The death of Justice Antonin Scalia on Saturday creates a major challenge for President Obama in the run-up to the 2016 election. Obama has said he will nominate a replacement to the U.S. Supreme Court, even though Senate Republican leaders have made it clear they prefer the seat remain vacant for now. Should the president go along, and not nominate anyone, liberals will be enraged at his passivity.
If Obama does nominate a justice quickly, should he pick a liberal whose rejection will galvanize Democratic voters to turn out for the party’s nominee in November, in hopes of a second chance? Or should he pick a moderate who has an outside chance of actually being confirmed, creating the possibility of a liberal balance on the court even if a Republican wins in November?
These questions are essentially unprecedented. The modern era of highly political confirmation fights began in 1987 when President Ronald Reagan nominated Judge Robert Bork and the Democratic Senate blocked him. In the almost 30 years since, we haven’t had a situation in which a justice suddenly died or resigned in the middle of a term at the end of the presidency when the Senate was controlled by the opposing party.
If Obama can’t nominate a successor to Scalia and get the justice confirmed, it will be almost a year until a new president can be inaugurated and nominate a replacement. So not only will the current Supreme Court term result in cases being decided by only eight justices, but also the term that begins in October 2016 and ends in June 2017.
Two years of the court operating at less than full strength represents a genuine challenge to the institution and to the legitimacy and precedential weight of its decisions in that time.
For Obama, choosing not to nominate a new justice seems like a mistake. True, the nominee may be blocked in the Senate. The filibuster option still exists for opposing Supreme Court justices, even after Senate Democrats used the “nuclear option” to change the rules governing other judicial nominations in 2013.
Yet Obama has made unilateral executive action a hallmark of his last term in office. Declining to nominate a justice simply because of the unlikelihood of confirmation would look like weakness.

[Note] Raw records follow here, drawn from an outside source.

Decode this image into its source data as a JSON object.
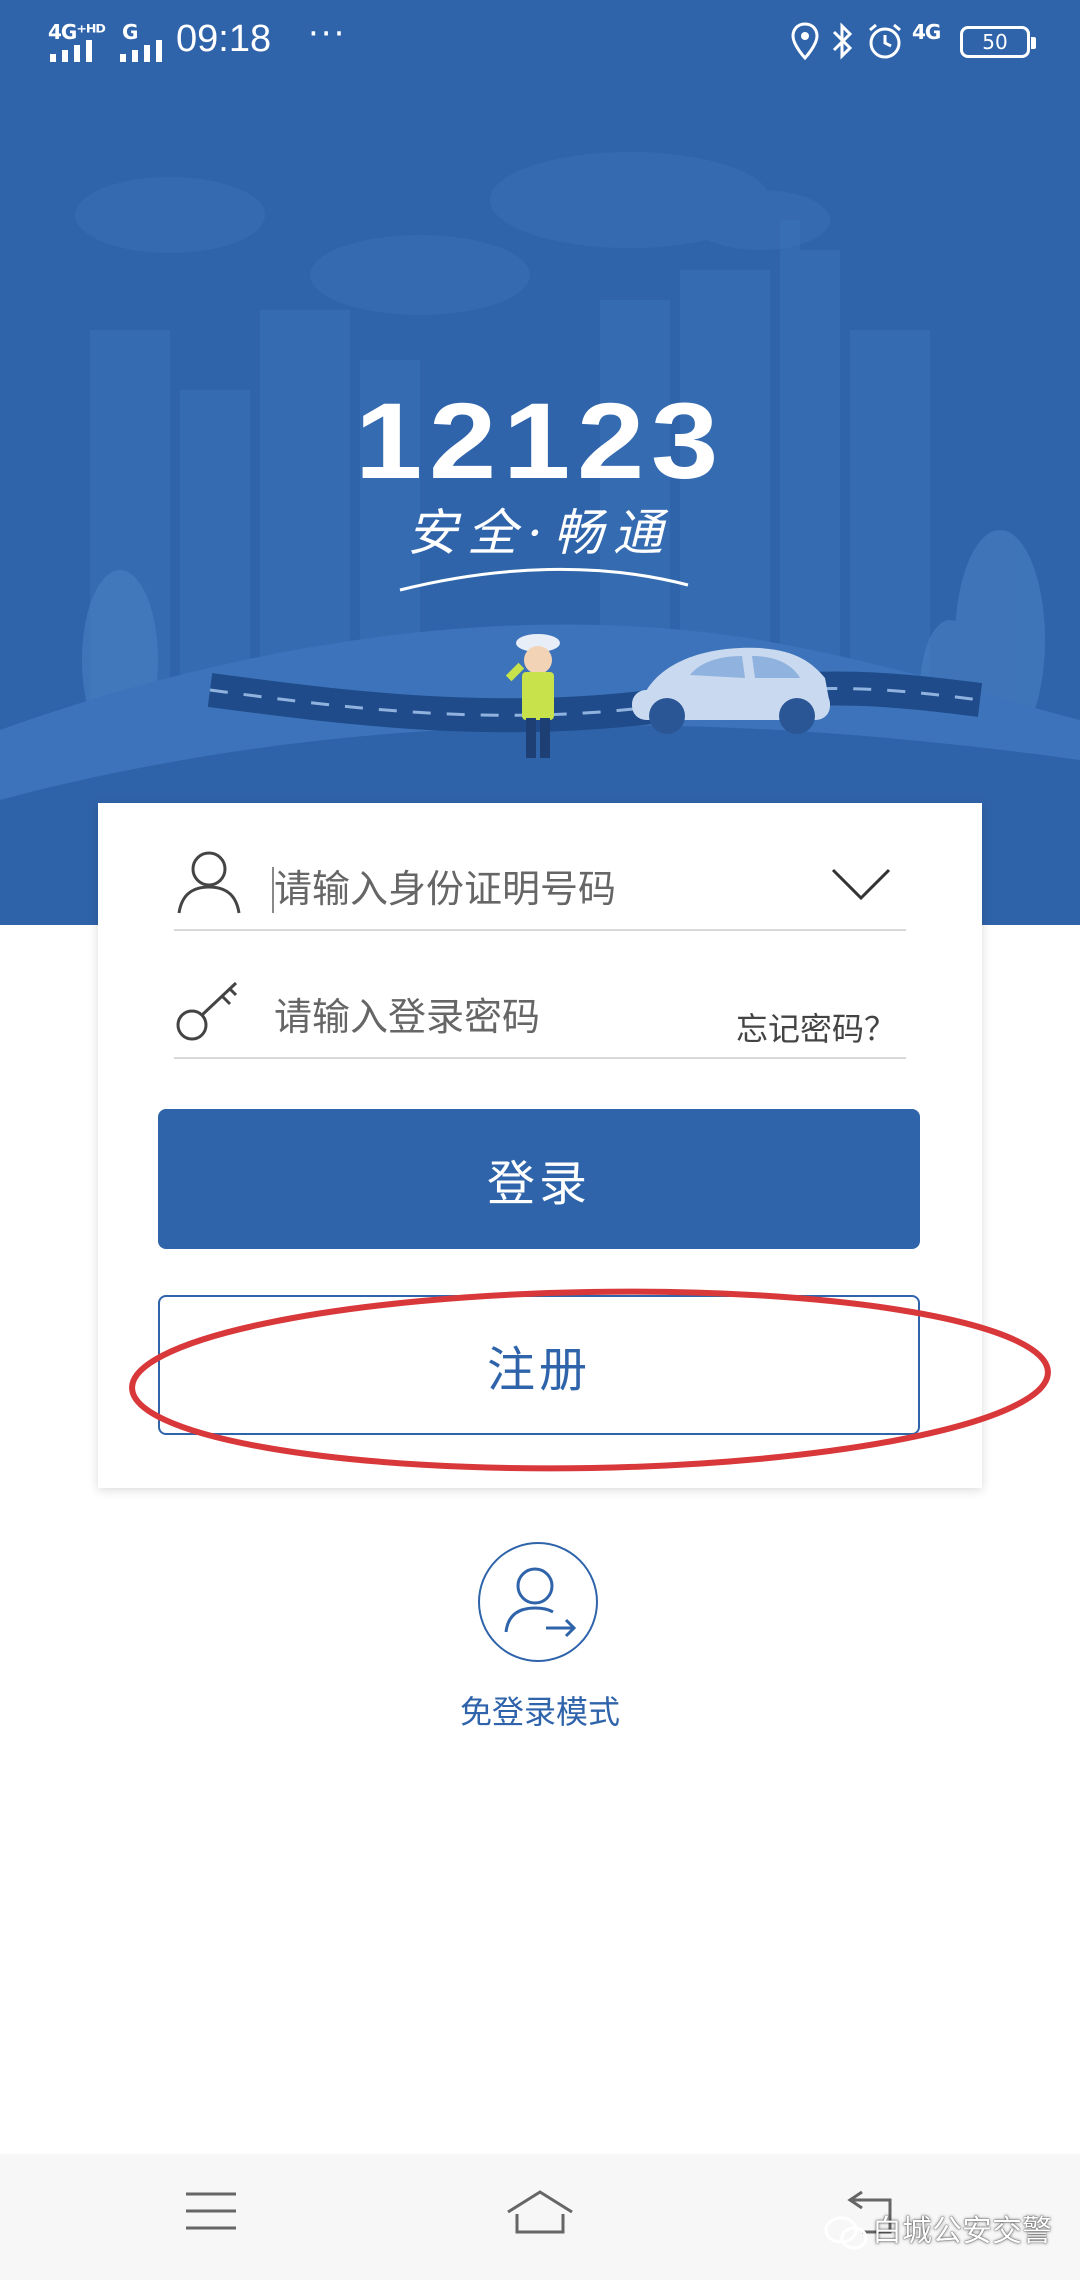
{
  "status_bar": {
    "net_left": "4G⁺ᴴᴰ",
    "net_second": "G",
    "time": "09:18",
    "more": "···",
    "net_right": "4G",
    "battery": "50"
  },
  "hero": {
    "logo": "12123",
    "slogan": "安全·畅通"
  },
  "login_form": {
    "id_placeholder": "请输入身份证明号码",
    "password_placeholder": "请输入登录密码",
    "forgot_password": "忘记密码？",
    "login_button": "登录",
    "register_button": "注册"
  },
  "guest": {
    "label": "免登录模式"
  },
  "watermark": {
    "text": "白城公安交警"
  },
  "colors": {
    "brand_blue": "#2f64ab",
    "highlight_red": "#d9383a"
  },
  "icons": [
    "user-icon",
    "key-icon",
    "chevron-down-icon",
    "guest-user-icon",
    "menu-icon",
    "home-icon",
    "back-icon"
  ]
}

It seems probable, then, that Obama will make a nomination – but that the nominee will be a sacrificial lamb to be blocked by Senate Republicans. Who should the lamb be?

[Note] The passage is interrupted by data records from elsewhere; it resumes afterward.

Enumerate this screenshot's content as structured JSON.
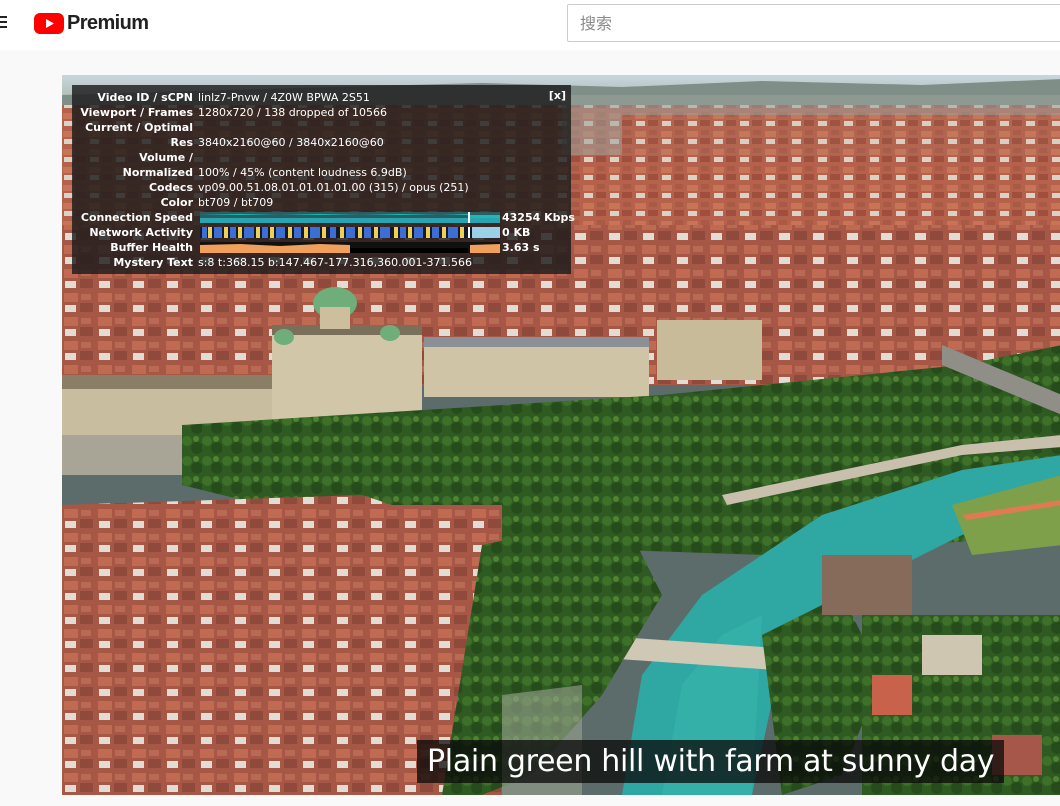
{
  "header": {
    "menu_icon": "hamburger-menu-icon",
    "logo_icon": "youtube-play-logo-icon",
    "logo_text": "Premium",
    "brand_color": "#ff0000",
    "search": {
      "placeholder": "搜索",
      "value": ""
    }
  },
  "stats_for_nerds": {
    "close_label": "[x]",
    "rows": [
      {
        "label": "Video ID / sCPN",
        "value": "linlz7-Pnvw / 4Z0W BPWA 2S51"
      },
      {
        "label": "Viewport / Frames",
        "value": "1280x720 / 138 dropped of 10566"
      },
      {
        "label": "Current / Optimal",
        "value": ""
      },
      {
        "label": "Res",
        "value": "3840x2160@60 / 3840x2160@60"
      },
      {
        "label": "Volume /",
        "value": ""
      },
      {
        "label": "Normalized",
        "value": "100% / 45% (content loudness 6.9dB)"
      },
      {
        "label": "Codecs",
        "value": "vp09.00.51.08.01.01.01.01.00 (315) / opus (251)"
      },
      {
        "label": "Color",
        "value": "bt709 / bt709"
      },
      {
        "label": "Connection Speed",
        "value": "43254 Kbps"
      },
      {
        "label": "Network Activity",
        "value": "0 KB"
      },
      {
        "label": "Buffer Health",
        "value": "3.63 s"
      },
      {
        "label": "Mystery Text",
        "value": "s:8 t:368.15 b:147.467-177.316,360.001-371.566"
      }
    ],
    "graph_colors": {
      "connection": "#1fb9b0",
      "network": "#3b6fd6",
      "buffer": "#f0a05a"
    }
  },
  "caption": {
    "text": "Plain green hill with farm at sunny day"
  }
}
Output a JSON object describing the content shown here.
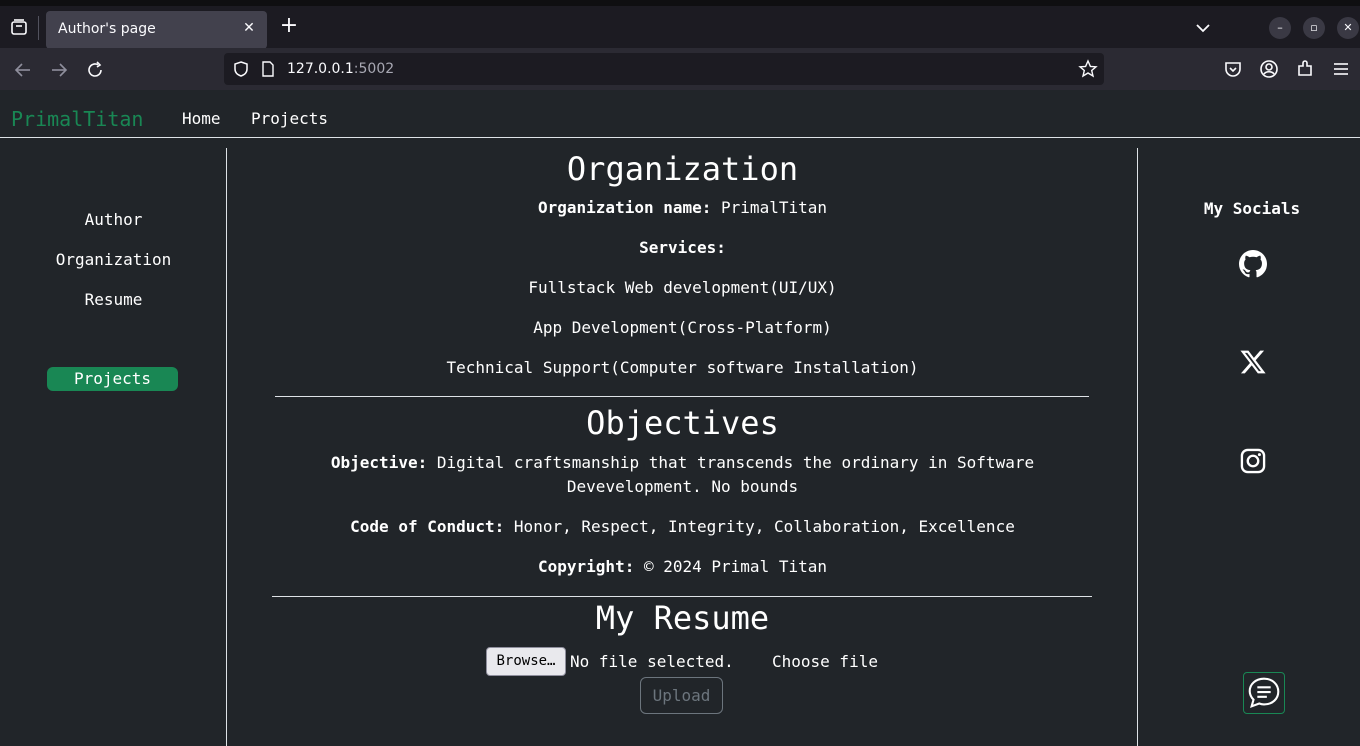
{
  "browser": {
    "tab_title": "Author's page",
    "url_host": "127.0.0.1",
    "url_port": ":5002"
  },
  "navbar": {
    "brand": "PrimalTitan",
    "links": [
      "Home",
      "Projects"
    ]
  },
  "sidebar": {
    "items": [
      "Author",
      "Organization",
      "Resume"
    ],
    "projects_button": "Projects"
  },
  "organization": {
    "heading": "Organization",
    "name_label": "Organization name:",
    "name_value": "PrimalTitan",
    "services_label": "Services:",
    "services": [
      "Fullstack Web development(UI/UX)",
      "App Development(Cross-Platform)",
      "Technical Support(Computer software Installation)"
    ]
  },
  "objectives": {
    "heading": "Objectives",
    "objective_label": "Objective:",
    "objective_line1": "Digital craftsmanship that transcends the ordinary in Software",
    "objective_line2": "Devevelopment. No bounds",
    "conduct_label": "Code of Conduct:",
    "conduct_value": "Honor, Respect, Integrity, Collaboration, Excellence",
    "copyright_label": "Copyright:",
    "copyright_value": "© 2024 Primal Titan"
  },
  "resume": {
    "heading": "My Resume",
    "browse_label": "Browse…",
    "file_status": "No file selected.",
    "choose_label": "Choose file",
    "upload_label": "Upload"
  },
  "socials": {
    "title": "My Socials",
    "icons": [
      "github-icon",
      "x-icon",
      "instagram-icon"
    ]
  },
  "colors": {
    "brand": "#198754",
    "background": "#212529"
  }
}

One option would be to pick a strongly liberal candidate who probably wouldn’t be confirmed by a Republican Senate anyway, no matter the timing of election cycle — like California Supreme Court Justices Goodwin Liu and Leondra Kruger. If the nominee will never be a justice, then the choice is a kind of free shot for the president to express his liberal values.
In a perfect political world, such a judicial nominee would also be someone whose rejection by the Republican Senate would galvanize the Democratic base without jeopardizing the eventual Democratic presidential nominee with moderate voters. The point of the sacrifice would be to energize liberals when the conservatives cut the lamb’s throat.
One drawback of this approach is that Obama could be criticized for politicizing the confirmation process still more than it’s already been politicized — and with some reason.
Another twist is that a big brouhaha over the nomination of a liberal might bind a future Democratic president like Hillary Clinton to renominate the same person if she were elected.
If the candidate were too liberal to be confirmed by the Senate even in a new presidential term, then the sacrificial lamb would be a poison pill, promising a defeat for Clinton in the early months of her own presidency.
That leaves Obama with the strategic option of nominating someone very moderate and in theory eminently conformable — like Judge Sri Srinivasan of the U.S. Court of Appeals for the D.C. Circuit. There’s a small chance the Republicans might confirm such a candidate, although it seems unlikely.
If the Senate refuses to consider the candidate, the Democratic presidential candidates can use this as evidence of the Republican Senate acting in bad faith. And a Democratic president could renominate such a candidate and get him or her through.
This isn’t an exciting strategy — but it’s probably the right one, for the court and the country.